Exercise
Could you set down every entry exactly as it stands, without the images?

Material provided
>>>
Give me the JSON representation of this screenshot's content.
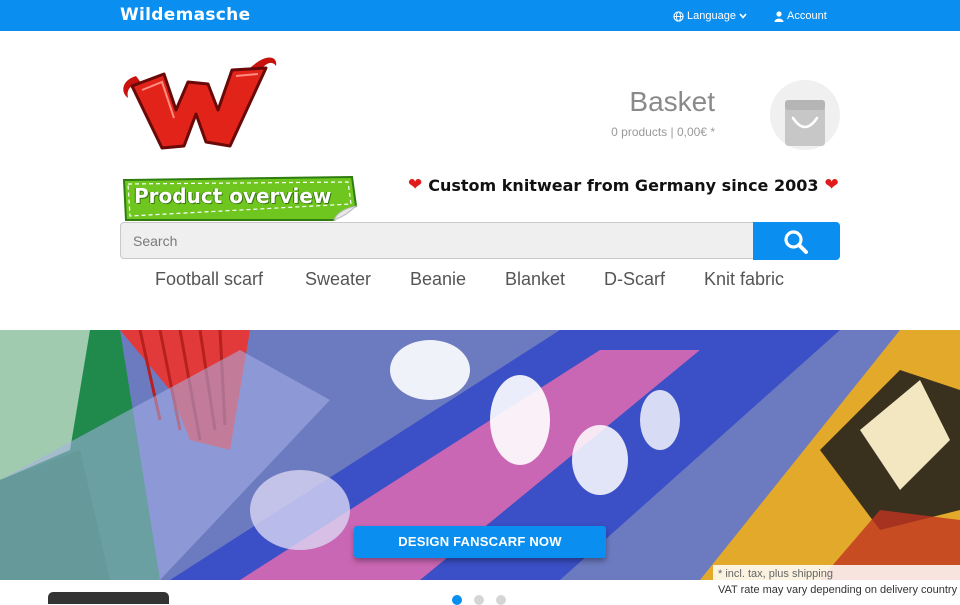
{
  "topbar": {
    "brand": "Wildemasche",
    "language_label": "Language",
    "account_label": "Account",
    "color": "#0a8ef0"
  },
  "header": {
    "basket_title": "Basket",
    "basket_info": "0 products | 0,00€ *",
    "badge_text": "Product overview",
    "tagline": "Custom knitwear from Germany since 2003"
  },
  "search": {
    "placeholder": "Search"
  },
  "categories": [
    "Football scarf",
    "Sweater",
    "Beanie",
    "Blanket",
    "D-Scarf",
    "Knit fabric"
  ],
  "hero": {
    "cta_label": "DESIGN FANSCARF NOW",
    "vat_line1": "* incl. tax, plus shipping",
    "vat_line2": "VAT rate may vary depending on delivery country"
  },
  "icons": {
    "language": "globe-icon",
    "account": "user-icon",
    "basket": "bag-icon",
    "search": "search-icon"
  }
}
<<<
Task answer
Give me the JSON representation of this screenshot's content.
{
  "topbar": {
    "brand": "Wildemasche",
    "language_label": "Language",
    "account_label": "Account",
    "color": "#0a8ef0"
  },
  "header": {
    "basket_title": "Basket",
    "basket_info": "0 products | 0,00€ *",
    "badge_text": "Product overview",
    "tagline": "Custom knitwear from Germany since 2003"
  },
  "search": {
    "placeholder": "Search"
  },
  "categories": [
    "Football scarf",
    "Sweater",
    "Beanie",
    "Blanket",
    "D-Scarf",
    "Knit fabric"
  ],
  "hero": {
    "cta_label": "DESIGN FANSCARF NOW",
    "vat_line1": "* incl. tax, plus shipping",
    "vat_line2": "VAT rate may vary depending on delivery country"
  },
  "icons": {
    "language": "globe-icon",
    "account": "user-icon",
    "basket": "bag-icon",
    "search": "search-icon"
  }
}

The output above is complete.